This followed the successful planning of a new community in the High Atlas Mountains of North Africa – Oukaimeden, Morocco. Understanding the ecological and cultural systems of place becomes extremely important when 30 towns down stream will be affected by our work and what we do with the important water resource in the mountain range plateau.


Besides Zenata, the firm participated in many large projects internationally, as well as projects domestically. One of the large mixed use community on the north shores of Egypt along the Mediterranean Sea.  LANDinc was responsible for the master planning and detailed design for over 15 parks, 4 km of beach front promenade, a town centre, 3.5 km of canal system and over 25 km of streetscape and public realm design.  The programming of these spaces was based on an in-depth understanding of the local users, traditions and indigenous plant material. It was also based on LANDinc’s in-depth knowledge and experience of international detailed design standards in Canada that international developers were seeking.

The firm also worked with St. John’s Kilmarnock Private school campus master plan to create an integrated strategy for learning while embracing the natural heritage of the site. The first phase of the expansion was to create an environmental class space on the lake within the school’s property that integrated spaces for environmental learning and sport recreation – a special boat house facility. This first phase was just completed in June 2013. The learning center and dining hall are next, and will form the new heart of the campus.

One of the exciting and recent projects that may interest Canadians is to create a fully accessible park and trail system at Ontario Place, with the challenge of creating an iconic landscape that would represent the province and its people.
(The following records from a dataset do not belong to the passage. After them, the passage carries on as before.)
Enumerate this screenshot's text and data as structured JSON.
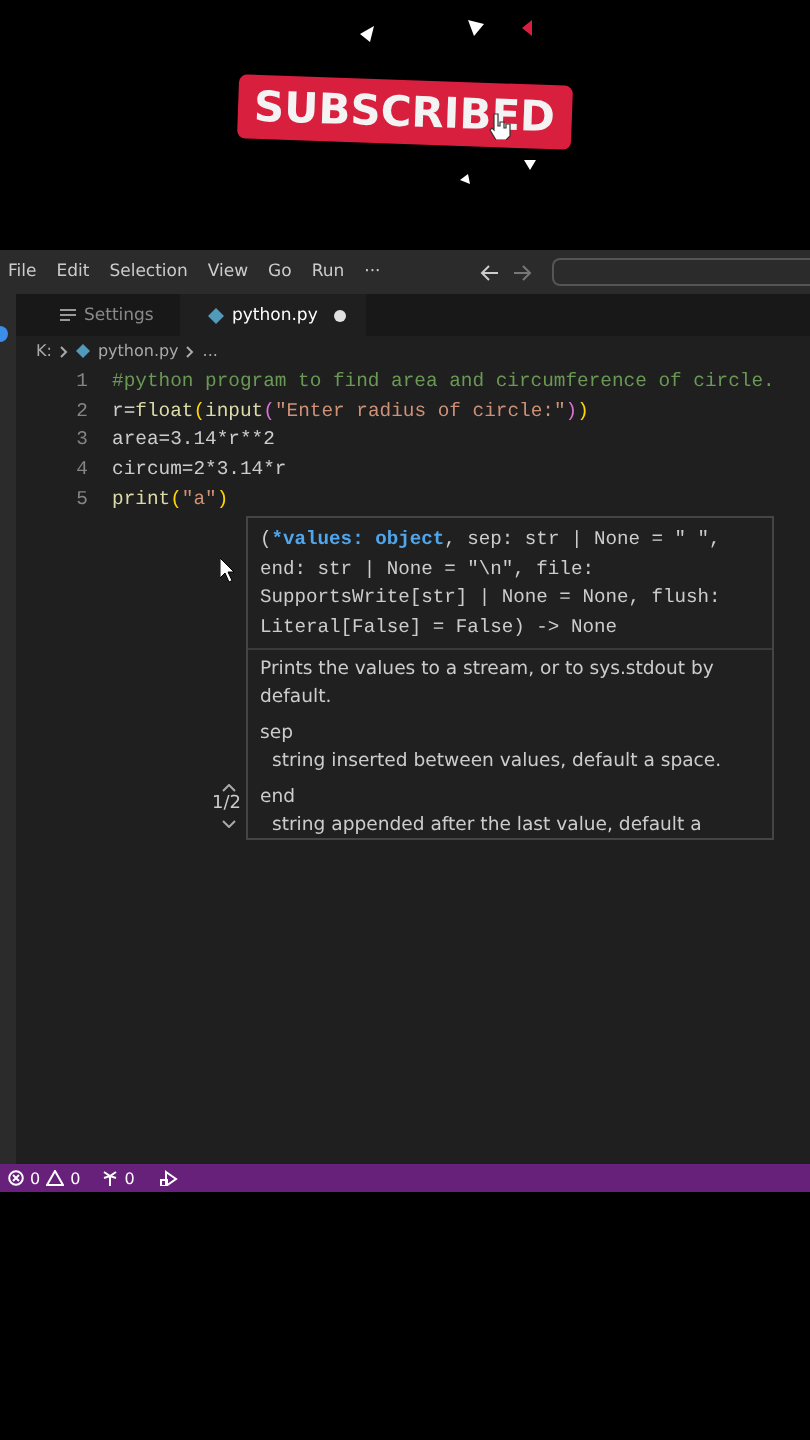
{
  "overlay": {
    "badge": "SUBSCRIBED"
  },
  "menu_bar": {
    "items": [
      "File",
      "Edit",
      "Selection",
      "View",
      "Go",
      "Run",
      "···"
    ]
  },
  "tabs": [
    {
      "label": "Settings",
      "kind": "settings",
      "selected": false,
      "dirty": false
    },
    {
      "label": "python.py",
      "kind": "python",
      "selected": true,
      "dirty": true
    }
  ],
  "breadcrumb": [
    "K:",
    "python.py",
    "..."
  ],
  "editor": {
    "lines": [
      {
        "number": "1",
        "tokens": [
          {
            "text": "#python program to find area and circumference of circle.",
            "kind": "comment"
          }
        ]
      },
      {
        "number": "2",
        "tokens": [
          {
            "text": "r=",
            "kind": "plain"
          },
          {
            "text": "float",
            "kind": "func"
          },
          {
            "text": "(",
            "kind": "bracket"
          },
          {
            "text": "input",
            "kind": "func"
          },
          {
            "text": "(",
            "kind": "bracket2"
          },
          {
            "text": "\"Enter radius of circle:\"",
            "kind": "string"
          },
          {
            "text": ")",
            "kind": "bracket2"
          },
          {
            "text": ")",
            "kind": "bracket"
          }
        ]
      },
      {
        "number": "3",
        "tokens": [
          {
            "text": "area=3.14*r**2",
            "kind": "plain"
          }
        ]
      },
      {
        "number": "4",
        "tokens": [
          {
            "text": "circum=2*3.14*r",
            "kind": "plain"
          }
        ]
      },
      {
        "number": "5",
        "tokens": [
          {
            "text": "print",
            "kind": "func"
          },
          {
            "text": "(",
            "kind": "bracket"
          },
          {
            "text": "\"a\"",
            "kind": "string"
          },
          {
            "text": ")",
            "kind": "bracket"
          }
        ]
      }
    ]
  },
  "hover": {
    "signature": [
      {
        "text": "(",
        "active": false
      },
      {
        "text": "*values: object",
        "active": true
      },
      {
        "text": ", sep: str | None = \" \",\nend: str | None = \"\\n\", file:\nSupportsWrite[str] | None = None, flush:\nLiteral[False] = False) -> None",
        "active": false
      }
    ],
    "description": "Prints the values to a stream, or to sys.stdout by default.",
    "params": [
      {
        "name": "sep",
        "text": "string inserted between values, default a space."
      },
      {
        "name": "end",
        "text": "string appended after the last value, default a"
      }
    ],
    "counter": "1/2"
  },
  "status_bar": {
    "errors": "0",
    "warnings": "0",
    "ports": "0"
  }
}
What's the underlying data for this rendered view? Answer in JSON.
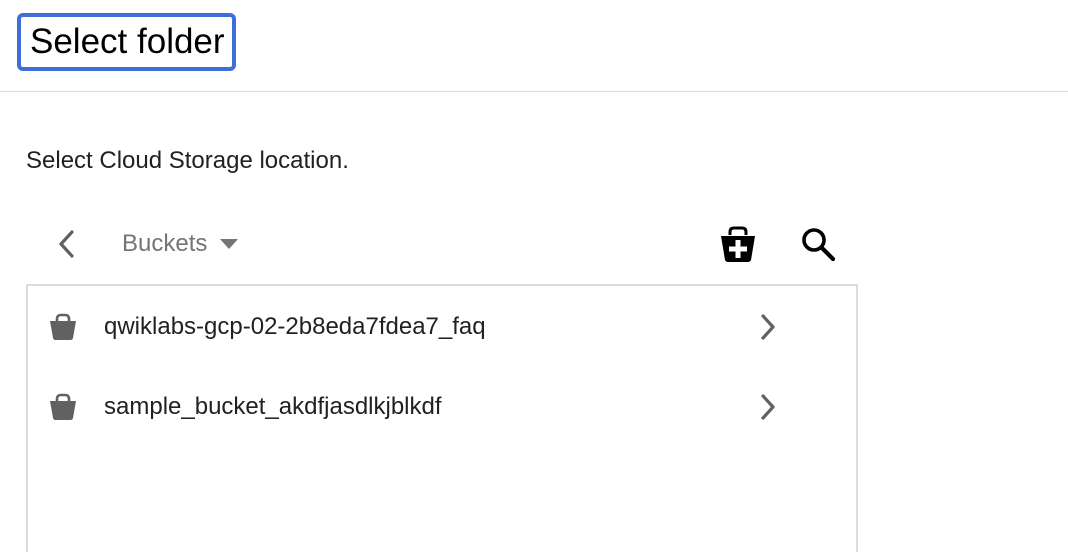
{
  "dialog": {
    "title": "Select folder",
    "subtitle": "Select Cloud Storage location."
  },
  "toolbar": {
    "back_icon": "chevron-left-icon",
    "breadcrumb_label": "Buckets",
    "breadcrumb_caret_icon": "caret-down-icon",
    "new_bucket_icon": "bucket-plus-icon",
    "search_icon": "search-icon"
  },
  "buckets": [
    {
      "name": "qwiklabs-gcp-02-2b8eda7fdea7_faq",
      "icon": "bucket-icon",
      "chevron": "chevron-right-icon"
    },
    {
      "name": "sample_bucket_akdfjasdlkjblkdf",
      "icon": "bucket-icon",
      "chevron": "chevron-right-icon"
    }
  ],
  "colors": {
    "focus_border": "#3c6fd9",
    "icon_dark": "#616161",
    "divider": "#dadce0",
    "muted_text": "#757575"
  }
}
LANDinc is leading a comprehensive team of specialists including international designers from Rotterdam to assist the Ministry of Tourism, Culture and Sport with Infrastructure Ontario and Waterfront Toronto to make this first phase – public park – a reality.

“To do this on seven and a half acres is quite a challenge. Once again, we need to consider the environment as a whole while working with various stakeholders, from the City, the Toronto Region Conservation Authority, local residents, and many other interest groups, including the people who will be using the park. So in many ways, the project is as complex as designing a city,” smiles Morello.

Another Canadian city that has benefitted from LANDinc’s design approach is the nation’s capital, Ottawa. Three important and special projects on Parliament Hill by LANDinc for the Federal Government show how design also starts with consensus building through facilitation between important stakeholders like the House of Commons, Supreme Court,The RCMP, FEBRO, City of Ottawa, the National Capital Commission, Public Works, and others. While planning for the future building phases, including the analysis of the security perimeter and vehicle screening, it was important to understand the wide spectrum of impacts to all Parliamentarians and the public. While developing the design for a cantilevered walkway behind the center block of the parliament buildings, it was important to assess the heritage impact and identity of the Parliament Hill from the surrounding lands including the Museum of Civilization, and the National Gallery in Ottawa. When consensus was achieved, LANDinc team introduced technological solutions to preserve the unstable slopes and the historic “lovers walk” that wraps around Parliament Hill, and it was then important to understand the sensitivity to the landscape and the impact on security and users during construction.

From small local skate parks in rural Canada, to Capital Buildings in our nation’s capital, to international City Planning, LANDinc’s integrated multidisciplinary approach to urban design, environmental planning, and landscape architecture provides its private and public sector clients with well-informed design and planning, and a sustainable outcome.